Work instructions: Give every line of the material back exactly, images removed.

Dataset:
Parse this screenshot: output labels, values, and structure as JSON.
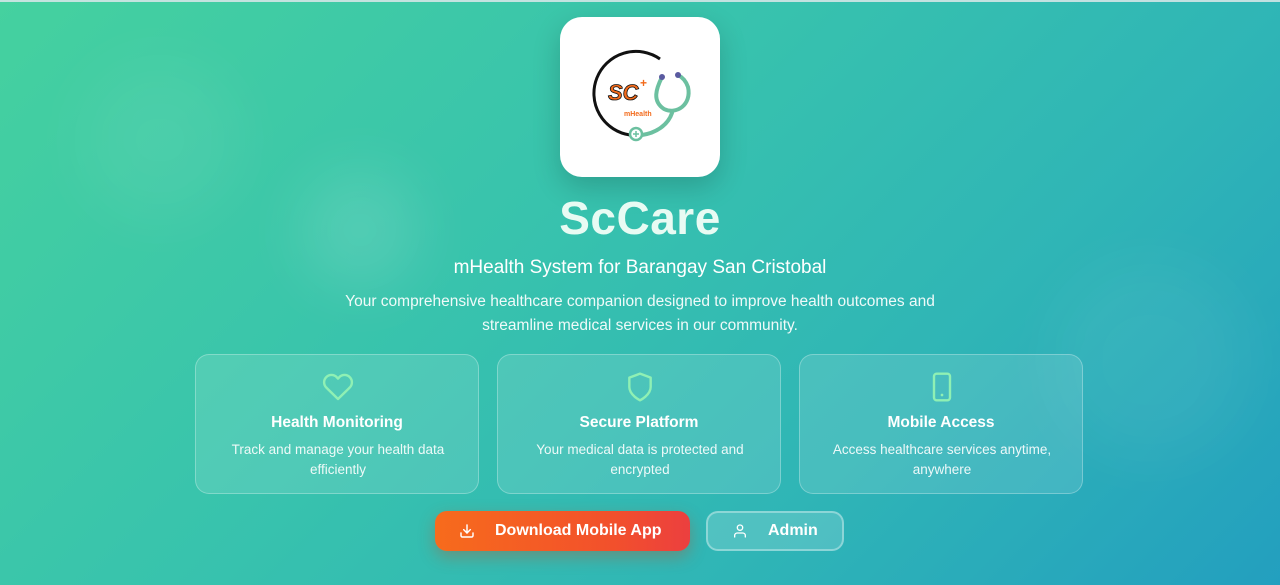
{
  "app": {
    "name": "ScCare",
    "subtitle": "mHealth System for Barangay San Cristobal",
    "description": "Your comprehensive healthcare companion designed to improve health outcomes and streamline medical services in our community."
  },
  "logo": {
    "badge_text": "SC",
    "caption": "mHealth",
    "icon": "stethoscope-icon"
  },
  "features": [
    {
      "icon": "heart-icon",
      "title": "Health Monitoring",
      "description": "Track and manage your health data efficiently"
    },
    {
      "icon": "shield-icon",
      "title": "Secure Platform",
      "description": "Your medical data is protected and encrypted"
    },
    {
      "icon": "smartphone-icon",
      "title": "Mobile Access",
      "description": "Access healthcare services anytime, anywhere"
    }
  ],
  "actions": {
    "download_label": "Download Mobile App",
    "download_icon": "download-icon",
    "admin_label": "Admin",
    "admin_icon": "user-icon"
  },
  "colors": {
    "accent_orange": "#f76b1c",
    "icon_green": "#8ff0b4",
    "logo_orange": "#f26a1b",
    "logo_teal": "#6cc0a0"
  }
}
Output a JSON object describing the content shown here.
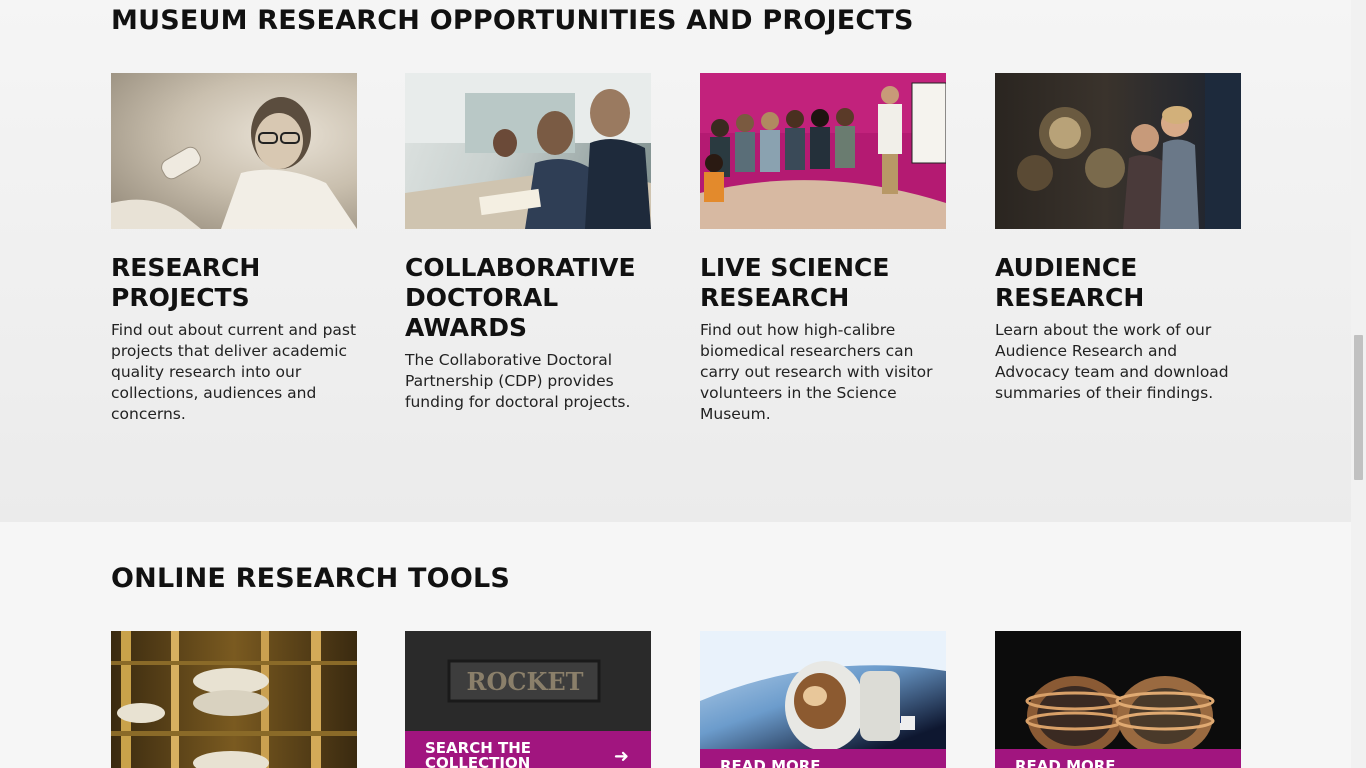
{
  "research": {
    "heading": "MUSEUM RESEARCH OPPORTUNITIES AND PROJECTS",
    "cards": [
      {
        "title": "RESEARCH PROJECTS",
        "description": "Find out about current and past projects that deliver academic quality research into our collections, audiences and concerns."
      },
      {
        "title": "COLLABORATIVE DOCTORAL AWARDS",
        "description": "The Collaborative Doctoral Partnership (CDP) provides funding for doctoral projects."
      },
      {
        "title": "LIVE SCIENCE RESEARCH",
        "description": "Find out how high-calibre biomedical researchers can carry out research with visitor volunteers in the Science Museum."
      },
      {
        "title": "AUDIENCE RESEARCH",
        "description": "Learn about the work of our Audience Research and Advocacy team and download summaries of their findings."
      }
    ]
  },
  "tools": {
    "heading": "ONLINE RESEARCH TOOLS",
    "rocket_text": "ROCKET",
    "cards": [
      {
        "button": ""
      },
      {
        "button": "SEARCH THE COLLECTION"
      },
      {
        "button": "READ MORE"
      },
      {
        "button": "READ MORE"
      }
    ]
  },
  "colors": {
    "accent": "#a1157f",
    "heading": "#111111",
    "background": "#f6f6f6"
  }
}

Task output:
Parse this screenshot: output labels, values, and structure as JSON.
{
  "app": {
    "name": "ScCare",
    "subtitle": "mHealth System for Barangay San Cristobal",
    "description": "Your comprehensive healthcare companion designed to improve health outcomes and streamline medical services in our community."
  },
  "logo": {
    "badge_text": "SC",
    "caption": "mHealth",
    "icon": "stethoscope-icon"
  },
  "features": [
    {
      "icon": "heart-icon",
      "title": "Health Monitoring",
      "description": "Track and manage your health data efficiently"
    },
    {
      "icon": "shield-icon",
      "title": "Secure Platform",
      "description": "Your medical data is protected and encrypted"
    },
    {
      "icon": "smartphone-icon",
      "title": "Mobile Access",
      "description": "Access healthcare services anytime, anywhere"
    }
  ],
  "actions": {
    "download_label": "Download Mobile App",
    "download_icon": "download-icon",
    "admin_label": "Admin",
    "admin_icon": "user-icon"
  },
  "colors": {
    "accent_orange": "#f76b1c",
    "icon_green": "#8ff0b4",
    "logo_orange": "#f26a1b",
    "logo_teal": "#6cc0a0"
  }
}
Output a JSON object describing the content shown here.
{
  "research": {
    "heading": "MUSEUM RESEARCH OPPORTUNITIES AND PROJECTS",
    "cards": [
      {
        "title": "RESEARCH PROJECTS",
        "description": "Find out about current and past projects that deliver academic quality research into our collections, audiences and concerns."
      },
      {
        "title": "COLLABORATIVE DOCTORAL AWARDS",
        "description": "The Collaborative Doctoral Partnership (CDP) provides funding for doctoral projects."
      },
      {
        "title": "LIVE SCIENCE RESEARCH",
        "description": "Find out how high-calibre biomedical researchers can carry out research with visitor volunteers in the Science Museum."
      },
      {
        "title": "AUDIENCE RESEARCH",
        "description": "Learn about the work of our Audience Research and Advocacy team and download summaries of their findings."
      }
    ]
  },
  "tools": {
    "heading": "ONLINE RESEARCH TOOLS",
    "rocket_text": "ROCKET",
    "cards": [
      {
        "button": ""
      },
      {
        "button": "SEARCH THE COLLECTION"
      },
      {
        "button": "READ MORE"
      },
      {
        "button": "READ MORE"
      }
    ]
  },
  "colors": {
    "accent": "#a1157f",
    "heading": "#111111",
    "background": "#f6f6f6"
  }
}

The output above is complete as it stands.